The EU has lifted a cap on the Russian gas company's access to the Opal pipeline in Germany. The agreement paves the way for Moscow to expand its Nord Stream pipeline and bypass Ukraine when supplying gas to Europe.
Members of the European Commission on Friday decided to change a key regulation proposed by the German federal agency for gas, telecom and transport, the Bundesnetzagentur, to allow Gazprom more rights for gas transport.
Friday's decision concerned the Opal gas pipeline in Germany, which receives the fuel from the Nord Stream 1 Baltic Sea pipeline and transports it to users in Germany and the Czech republic. Until now, Gazprom was allowed to use only 50 percent of the pipeline's capacity to prevent the company from dominating the supply infrastructure.

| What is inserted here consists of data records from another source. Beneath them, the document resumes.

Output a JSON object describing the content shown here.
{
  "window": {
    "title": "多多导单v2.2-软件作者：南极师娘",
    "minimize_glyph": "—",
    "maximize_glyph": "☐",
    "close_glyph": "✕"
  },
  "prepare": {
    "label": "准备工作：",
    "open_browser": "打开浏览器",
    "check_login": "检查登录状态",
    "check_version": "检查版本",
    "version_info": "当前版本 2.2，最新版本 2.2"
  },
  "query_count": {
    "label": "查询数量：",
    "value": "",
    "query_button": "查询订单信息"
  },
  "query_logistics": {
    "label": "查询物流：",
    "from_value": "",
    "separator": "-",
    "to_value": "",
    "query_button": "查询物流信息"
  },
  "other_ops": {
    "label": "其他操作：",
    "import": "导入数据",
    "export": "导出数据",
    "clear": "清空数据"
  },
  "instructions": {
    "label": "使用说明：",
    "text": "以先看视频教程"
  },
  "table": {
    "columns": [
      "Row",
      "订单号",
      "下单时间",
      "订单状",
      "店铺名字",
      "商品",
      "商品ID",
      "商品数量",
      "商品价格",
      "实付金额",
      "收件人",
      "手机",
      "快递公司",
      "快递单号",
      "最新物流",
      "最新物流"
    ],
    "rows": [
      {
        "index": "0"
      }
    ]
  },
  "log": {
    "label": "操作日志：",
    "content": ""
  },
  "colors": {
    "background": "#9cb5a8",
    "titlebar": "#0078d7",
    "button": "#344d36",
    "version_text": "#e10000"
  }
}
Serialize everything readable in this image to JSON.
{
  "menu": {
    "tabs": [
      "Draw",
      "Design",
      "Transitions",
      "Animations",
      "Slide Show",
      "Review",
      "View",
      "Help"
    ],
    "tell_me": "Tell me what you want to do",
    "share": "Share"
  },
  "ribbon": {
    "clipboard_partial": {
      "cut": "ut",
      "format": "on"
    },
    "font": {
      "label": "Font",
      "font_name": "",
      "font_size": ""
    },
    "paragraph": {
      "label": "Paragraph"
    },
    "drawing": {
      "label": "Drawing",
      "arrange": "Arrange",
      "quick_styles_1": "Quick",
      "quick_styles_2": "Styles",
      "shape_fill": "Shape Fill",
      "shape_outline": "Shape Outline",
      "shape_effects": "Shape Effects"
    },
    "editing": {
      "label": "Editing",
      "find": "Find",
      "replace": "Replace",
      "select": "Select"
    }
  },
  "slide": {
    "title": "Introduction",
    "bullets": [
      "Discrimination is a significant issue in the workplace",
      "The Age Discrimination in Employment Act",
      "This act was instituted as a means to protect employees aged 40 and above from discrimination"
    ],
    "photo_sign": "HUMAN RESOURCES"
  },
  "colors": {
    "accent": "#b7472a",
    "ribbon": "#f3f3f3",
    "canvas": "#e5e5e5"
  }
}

Because of this, a large part of the pipeline's capacity remained unused, causing Gazprom to request the Bundesnetzagentur to change its rules. The German agency agreed to change them subject to the European Commission's permission. The Commission agreed in principle, but said that Gazprom's competitors would get priority access of up to 20 percent of the pipeline's capacity.
Guarantees for winter gas supply
The Commission hoped that the change would help in getting guarantees from Moscow that it would keep sending gas to Ukraine after its current contract expired in 2019. On Thursday, EU Energy Commissioner Maros Sefcovic said he was "making a maximum effort" to broker a deal between Moscow and Kyiv to ensure uninterrupted supplies for customers in the Ukraine and Europe. "So far we haven't been successful," he said.
Also on Thursday, Russian President Vladimir Putin had said Russia was ready to resume supplies to Ukraine any time the latter agreed to pay in advance.
The Commission also said its decision, which would apply until 2033, would improve competition.
"This is not just a decision we've taken for political reasons, that we want to be friends with Gazprom," a Commission official told Reuters news agency.
Criticism in eastern Europe
Opening up the Opal pipeline for Russia also meant Gazprom could move ahead with its 9.9-billion-euro ($10.8 billion) plan to double the capacity of its Nord Stream pipeline under the Baltic Sea. However, many East European countries, including Poland, have criticized the project, saying it would sideline Ukraine, which serves as a transit route for gas supplies to Europe.
Ukraine's state energy company said it could lose up to $425 million (386 million euros) a year in transit fees.
Polish state-run gas company PGNiG also threatened ahead of Friday's decision that it would sue the Commission, because opening up the Opal pipeline would endanger its supplies. Poland has also consistently urged for lesser European dependence on Russian gas supplies, especially considering the ongoing crisis in Ukraine and Russia's annexation of Crimea in 2014.
mg/sms (Reuters, dpa)